May 30th, 2022 | Josh Adelman

Soldiers To Sidelines honors US Army Veteran Andrea Lorenz Ph.D. as the May Coach of the Month for her enduring commitment to coaching mastery. Andrea has been coaching for over 20 years while educating herself in all aspects of sports. She has degrees in Engineering Technology, Computer Science, and a Ph.D. in Physical education. In addition, she holds certifications in Strength and Conditioning, Group Fitness, Kickboxing, Cycling, Nutrition, Tai Chi, Qi Gong, and Track and Field. Her relentless pursuit of knowledge is inspirational.   

Her thirst for knowledge has led to a tremendous coaching career in volleyball, softball, basketball, and fitness. She has coached at the youth, high school, and collegiate levels. “I got into coaching because I love playing. I still wanted to be involved in sports, so I started volunteering at the church and then branched out from there. Coaching has helped me have more grace and communicate in a way that teaches and encourages,” says Lorenz. 

There’s a saying that to be a great coach, you must be a great educator. Coach Lorenz epitomizes this statement. She has taught several courses at the collegiate level, such as Exercise and Biomechanics, Adaptive PE, Sport Physiology, and Media and Communications at American Sports University. But it was her military experience that influenced her coaching philosophy most. She says, “my military experience taught me the importance of quality of work versus quantity. When I am conducting practice, every task is working on a skill, more intense practice time, less walking around, and unproductive time.” 

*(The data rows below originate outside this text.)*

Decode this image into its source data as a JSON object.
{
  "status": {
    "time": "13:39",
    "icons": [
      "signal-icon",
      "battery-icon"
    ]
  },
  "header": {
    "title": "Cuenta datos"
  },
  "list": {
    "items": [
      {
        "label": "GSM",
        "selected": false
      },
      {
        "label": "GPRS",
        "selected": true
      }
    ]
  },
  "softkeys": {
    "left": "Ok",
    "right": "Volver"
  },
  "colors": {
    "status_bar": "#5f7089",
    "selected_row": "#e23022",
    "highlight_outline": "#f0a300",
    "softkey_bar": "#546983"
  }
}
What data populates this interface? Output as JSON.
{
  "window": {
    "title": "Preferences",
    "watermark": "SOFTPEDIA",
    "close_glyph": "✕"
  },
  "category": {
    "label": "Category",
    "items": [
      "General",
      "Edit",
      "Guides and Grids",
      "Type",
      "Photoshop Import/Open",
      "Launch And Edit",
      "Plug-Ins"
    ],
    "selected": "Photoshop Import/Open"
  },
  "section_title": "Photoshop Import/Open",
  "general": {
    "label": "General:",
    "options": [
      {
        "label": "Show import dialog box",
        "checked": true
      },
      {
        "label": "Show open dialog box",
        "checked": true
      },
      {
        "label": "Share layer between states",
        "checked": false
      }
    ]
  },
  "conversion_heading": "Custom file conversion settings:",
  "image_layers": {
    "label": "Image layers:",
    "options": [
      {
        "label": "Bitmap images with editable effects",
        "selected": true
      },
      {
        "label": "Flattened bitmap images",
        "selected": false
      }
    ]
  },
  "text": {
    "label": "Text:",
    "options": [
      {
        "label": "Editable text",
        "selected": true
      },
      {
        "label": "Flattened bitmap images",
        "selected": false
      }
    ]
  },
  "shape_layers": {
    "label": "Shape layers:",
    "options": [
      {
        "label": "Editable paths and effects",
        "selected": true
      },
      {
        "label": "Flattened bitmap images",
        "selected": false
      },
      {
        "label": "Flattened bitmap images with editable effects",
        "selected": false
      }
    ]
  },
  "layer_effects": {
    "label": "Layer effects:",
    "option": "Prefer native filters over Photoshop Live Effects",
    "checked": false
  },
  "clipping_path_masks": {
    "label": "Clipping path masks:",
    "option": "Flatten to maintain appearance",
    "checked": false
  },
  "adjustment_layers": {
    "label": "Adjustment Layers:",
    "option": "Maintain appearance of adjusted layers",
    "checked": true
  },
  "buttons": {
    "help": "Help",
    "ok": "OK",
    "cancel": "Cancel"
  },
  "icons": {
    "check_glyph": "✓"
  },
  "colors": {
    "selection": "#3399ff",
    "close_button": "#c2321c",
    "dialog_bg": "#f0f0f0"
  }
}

Coach Lorenz is equally proud of all her athletes and does not have any favorites. However, she tells us of a moment that warms her heart. “I coached a girls basketball team at Bonita Vista High School in San Diego. We were in a tournament during the preseason, and we looked like a hot mess like we didn’t have a coach. I knew I needed to get them to buy-in. The next practice, I told the team I failed them and got outcoached, but it would not happen again. I wrote up a playbook. I let our players change the names of the plays. They got so into it they used Starbucks drinks for the name of the plays. It took about two weeks to learn the playbook. We had our last preseason game, and we won 51-1. When the varsity coach showed up to play, we met outside, and he asked about the score. I answered 51-1, and he said, “it’s ok; it will get better.” I replied, “We won!” And we never lost another game that season. That team will always have a special place in my heart.” 

It can be difficult for a female coach to gain support in a male-dominated industry. Andrea’s persistence and standards of excellence helped her persevere through some challenging moments. She remembers one tough situation. “My most difficult coaching position was coaching for an Athletic Director that did not support the women’s teams. It was horrible! I couldn’t get equipment, the field was never ready, and I ended up leaving the program. I learned to make sure whoever I coached respected title IX and believed in women’s sports as much as I did.”   

This instance proved to fuel her ambition to affect change for women. She has recently accepted a role as the President of the Los Angeles Chapter of NABMW (National Association of Black Military Women). She tells us how she fell into her new position. “In October of last year, I went to the Women’s Veterans Alliance annual meeting. It was eye-opening to learn about the need for trauma some women veterans have and the unique difficulties with transitioning out of the military. I wanted to help be part of the solution, so I connected with the National President of the NABMW. She assigned me to the position of Public Relations of the Los Angeles Chapter, which led me to be the Treasure because there was a need. When the President resigned, I decided to take on this role mainly because I could see a grand vision. I believe if I do the grunt work re-establishing the Los Angeles Chapter, we can get back to the business of helping veterans.” 

Based on Andrea’s experience, education, and passion, we believe she will find a way to incorporate coaching and athletics into her new role. We are excited to see how many military women she inspires to become impactful coaches. We are humbled to award Andrea Lorenz the May 2022 Coach of the Month.